Good, Bad, Ugly

by A. Maureen Rouhi
February 11, 2013 | APPEARED IN VOLUME 91, ISSUE 6

Tuberculosis made the news several times last week. The good news is that the group of emerging economies known as BRICS—Brazil, Russia, India, China, and South Africa—has agreed to join forces in fighting the scourge. The bad news is that a new vaccine being developed has failed expectations. The ugly news is that TB drugs for sale in many developing countries are substandard.

C&EN has been covering developments in TB research since the late 1990s, when the disease resurfaced as a public health emergency. Back then, I wrote: “Eradication of tuberculosis will boil down to new drugs and new vaccines, the sorts of things only drug companies can make. Whether enough companies will join the battle is not clear” (C&EN, May 17, 1999, page 52).

More than a decade later, enough drug development groups have joined the battle—including nonprofits, biotech companies, and major pharma companies—for progress to happen. Many countries have joined as well, the latest being the BRICS nations. At a meeting in New Delhi last week, health ministers from the five countries pledged to work together to develop capacity and infrastructure to stop the disease through new drugs, vaccines, and diagnostics. They also resolved to collaborate on clinical trials.

The good news from New Delhi will help solidify the progress in reducing TB deaths around the world. The global mortality rate has decreased by 41% since 1990, according to the World Health Organization. Still, in 2011, 8.7 million people got infected and 1.4 million people died from TB, according to WHO. A major challenge has been the explosion of multi-drug-resistant TB, which cannot be cured by the two most potent first-line TB drugs.

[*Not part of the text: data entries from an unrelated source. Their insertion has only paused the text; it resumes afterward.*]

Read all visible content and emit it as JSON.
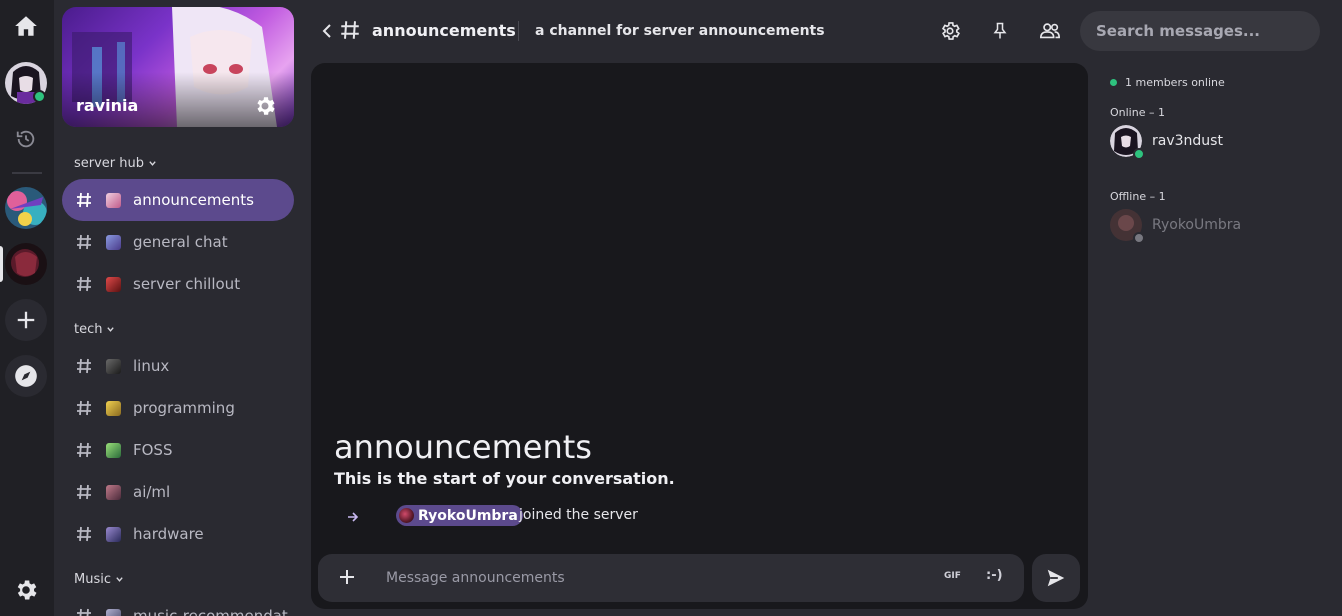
{
  "rail": {
    "icons": [
      "home-icon",
      "history-icon",
      "add-server-icon",
      "explore-icon",
      "settings-icon"
    ]
  },
  "server": {
    "name": "ravinia"
  },
  "sidebar": {
    "categories": [
      {
        "label": "server hub",
        "channels": [
          {
            "label": "announcements",
            "active": true
          },
          {
            "label": "general chat"
          },
          {
            "label": "server chillout"
          }
        ]
      },
      {
        "label": "tech",
        "channels": [
          {
            "label": "linux"
          },
          {
            "label": "programming"
          },
          {
            "label": "FOSS"
          },
          {
            "label": "ai/ml"
          },
          {
            "label": "hardware"
          }
        ]
      },
      {
        "label": "Music",
        "channels": [
          {
            "label": "music-recommendat"
          }
        ]
      }
    ]
  },
  "header": {
    "channel_name": "announcements",
    "topic": "a channel for server announcements",
    "icons": [
      "settings-icon",
      "pin-icon",
      "members-icon"
    ]
  },
  "search": {
    "placeholder": "Search messages..."
  },
  "chat": {
    "welcome_title": "announcements",
    "welcome_subtitle": "This is the start of your conversation.",
    "events": [
      {
        "user": "RyokoUmbra",
        "text": "joined the server"
      }
    ]
  },
  "composer": {
    "placeholder": "Message announcements",
    "gif_label": "GIF",
    "emoji_label": ":-)"
  },
  "members": {
    "online_summary": "1 members online",
    "online_label": "Online – 1",
    "offline_label": "Offline – 1",
    "online": [
      {
        "name": "rav3ndust"
      }
    ],
    "offline": [
      {
        "name": "RyokoUmbra"
      }
    ]
  },
  "colors": {
    "accent": "#5c4a8d",
    "online": "#2ec27e",
    "offline": "#8a8a94"
  }
}
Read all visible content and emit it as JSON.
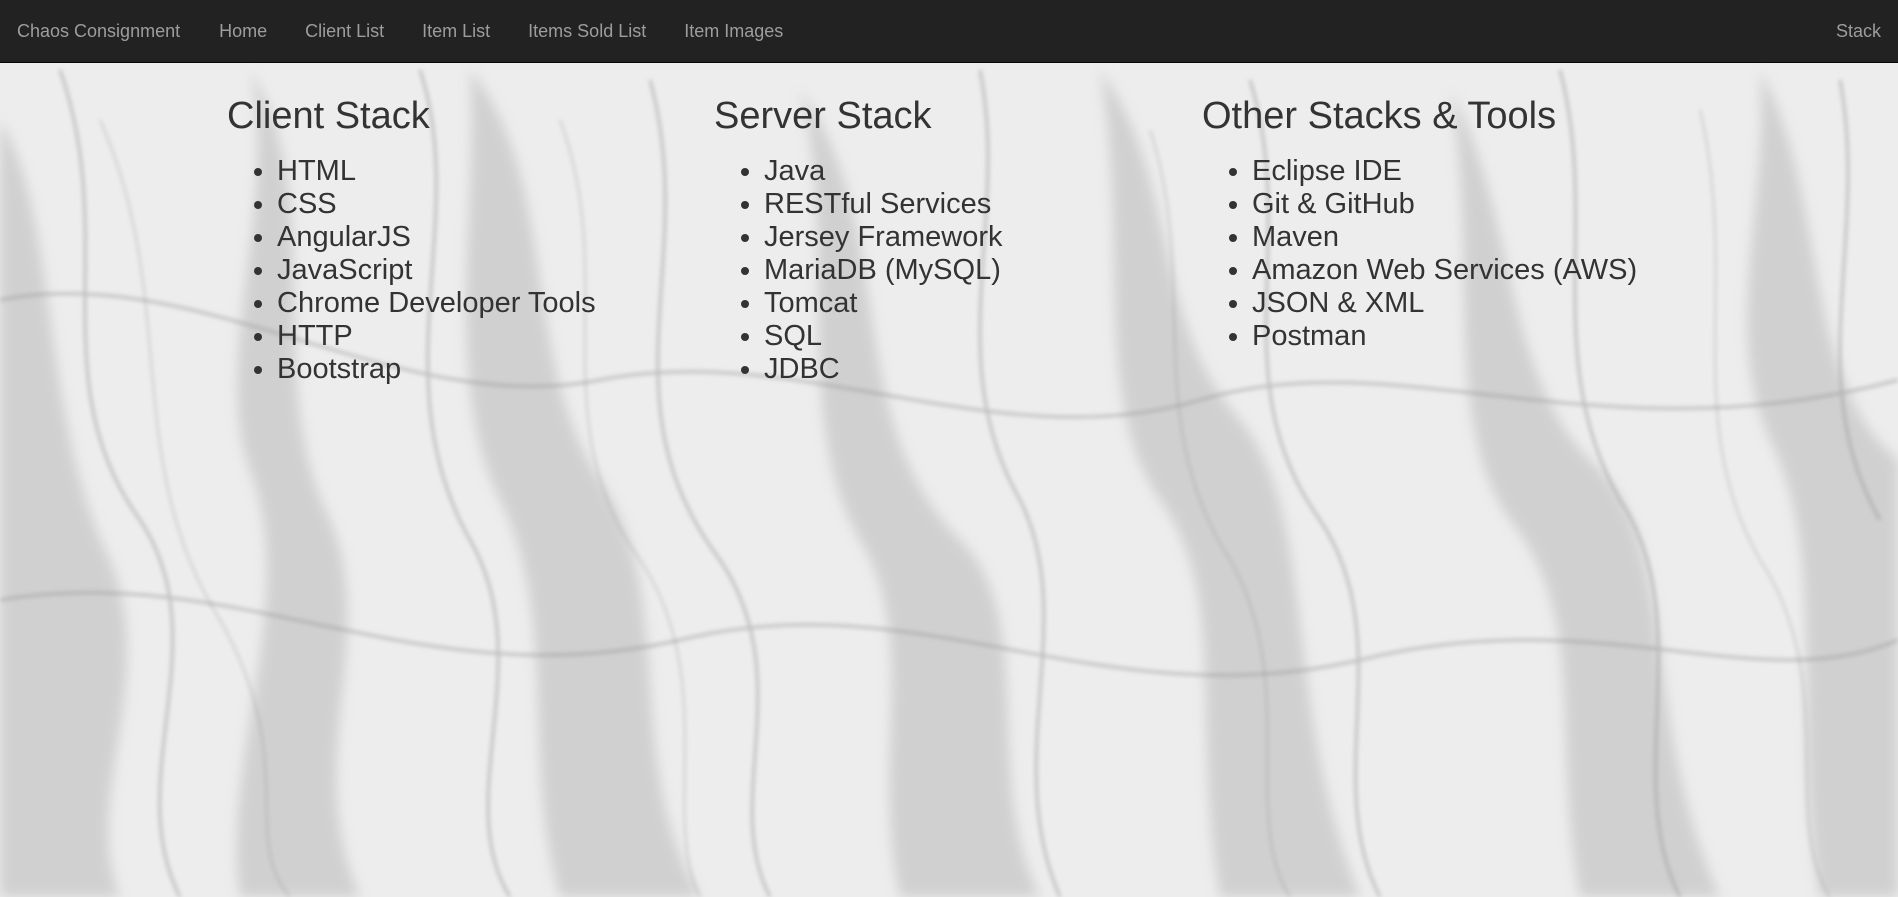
{
  "navbar": {
    "brand": "Chaos Consignment",
    "items": [
      {
        "label": "Home"
      },
      {
        "label": "Client List"
      },
      {
        "label": "Item List"
      },
      {
        "label": "Items Sold List"
      },
      {
        "label": "Item Images"
      }
    ],
    "right_item": "Stack"
  },
  "columns": {
    "client": {
      "title": "Client Stack",
      "items": [
        "HTML",
        "CSS",
        "AngularJS",
        "JavaScript",
        "Chrome Developer Tools",
        "HTTP",
        "Bootstrap"
      ]
    },
    "server": {
      "title": "Server Stack",
      "items": [
        "Java",
        "RESTful Services",
        "Jersey Framework",
        "MariaDB (MySQL)",
        "Tomcat",
        "SQL",
        "JDBC"
      ]
    },
    "other": {
      "title": "Other Stacks & Tools",
      "items": [
        "Eclipse IDE",
        "Git & GitHub",
        "Maven",
        "Amazon Web Services (AWS)",
        "JSON & XML",
        "Postman"
      ]
    }
  },
  "colors": {
    "navbar_bg": "#222222",
    "nav_text": "#9d9d9d",
    "body_text": "#333333"
  },
  "icons": {
    "background": "smoke-background-image"
  }
}
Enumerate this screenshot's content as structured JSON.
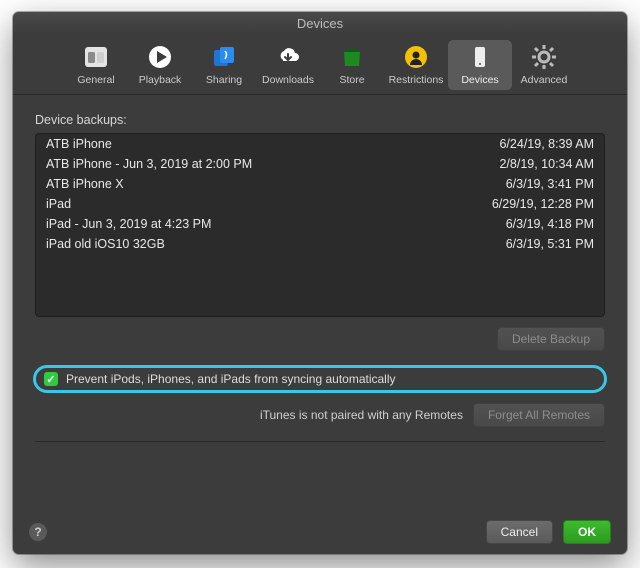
{
  "window": {
    "title": "Devices"
  },
  "toolbar": {
    "items": [
      {
        "label": "General"
      },
      {
        "label": "Playback"
      },
      {
        "label": "Sharing"
      },
      {
        "label": "Downloads"
      },
      {
        "label": "Store"
      },
      {
        "label": "Restrictions"
      },
      {
        "label": "Devices"
      },
      {
        "label": "Advanced"
      }
    ],
    "selected_index": 6
  },
  "backups": {
    "heading": "Device backups:",
    "rows": [
      {
        "name": "ATB iPhone",
        "date": "6/24/19, 8:39 AM"
      },
      {
        "name": "ATB iPhone - Jun 3, 2019 at 2:00 PM",
        "date": "2/8/19, 10:34 AM"
      },
      {
        "name": "ATB iPhone X",
        "date": "6/3/19, 3:41 PM"
      },
      {
        "name": "iPad",
        "date": "6/29/19, 12:28 PM"
      },
      {
        "name": "iPad - Jun 3, 2019 at 4:23 PM",
        "date": "6/3/19, 4:18 PM"
      },
      {
        "name": "iPad old iOS10 32GB",
        "date": "6/3/19, 5:31 PM"
      }
    ],
    "delete_label": "Delete Backup"
  },
  "prevent_sync": {
    "checked": true,
    "label": "Prevent iPods, iPhones, and iPads from syncing automatically"
  },
  "remotes": {
    "status": "iTunes is not paired with any Remotes",
    "button": "Forget All Remotes"
  },
  "footer": {
    "cancel": "Cancel",
    "ok": "OK"
  },
  "colors": {
    "highlight": "#38c7e8",
    "ok_button": "#2ecc40"
  }
}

A long-awaited milestone was FDA’s first-ever approval, on Dec. 31, 2012, of a drug developed specifically to treat multi-drug-resistant TB. Sirturo (bedaquiline), discovered by scientists at Johnson & Johnson, is also the first TB drug in 40 years with a new mechanism of action. Instead of attacking the cell wall of the mycobacteria that cause TB, Sirturo inhibits mycobacterial ATP synthase, which the bacteria need to produce energy.

Another long-awaited milestone would have been a new vaccine. Developed at Oxford University, MVA85A was supposed to enhance the protection afforded by the traditional vaccine, called BCG. Last week researchers reported inThe Lancet that MVA85A is no more effective than a placebo in protecting infants who had been vaccinated with BCG at birth. This news is bad; among other setbacks, it might mean loss of funding for further development. But it has a silver lining. Negative results can yield valuable information for future work. And the vaccine may still prove effective for other patient populations.

More than a setback is the finding of a study published last week in the International Journal of Tuberculosis & Lung Disease. Researchers analyzed TB drugs for sale in 17 countries (Angola, Brazil, China, Democratic Republic of Congo, Egypt, Ethiopia, Ghana, India, Kenya, Nigeria, Russia, Rwanda, Thailand, Turkey, Uganda, United Republic of Tanzania, and Zambia) and found that on average, 9% of the drugs did not contain the proper amount of active pharmaceutical ingredient.

This news is really ugly, because substandard drugs will not only fail to cure patients but also promote drug resistance. Writing in the New York Times, Roger Bate, one of the researchers, says: “Some patients will die outright when shoddy medicines fail to cure them. Others will take drugs with too little active ingredient, killing some of their infection’s bacteria but leaving the strongest to multiply. These patients could go on to spread a drug-resistant form of the disease, which is deadlier and vastly more expensive to control.”

Substandard medicines will likely halt the progress made in curbing TB. And just because we are in the U.S. doesn’t mean we cannot be affected. “Since the U.S. is currently facing a shortage of tuberculosis medicines, it will look to sources outside the country,” Bate points out. “It must ensure that these drugs are of sufficient quality.” Amen.

Views expressed on this page are those of the author and not necessarily those of ACS.



This article has been sent to the following recipient:

Leave A Comment

*Required to comment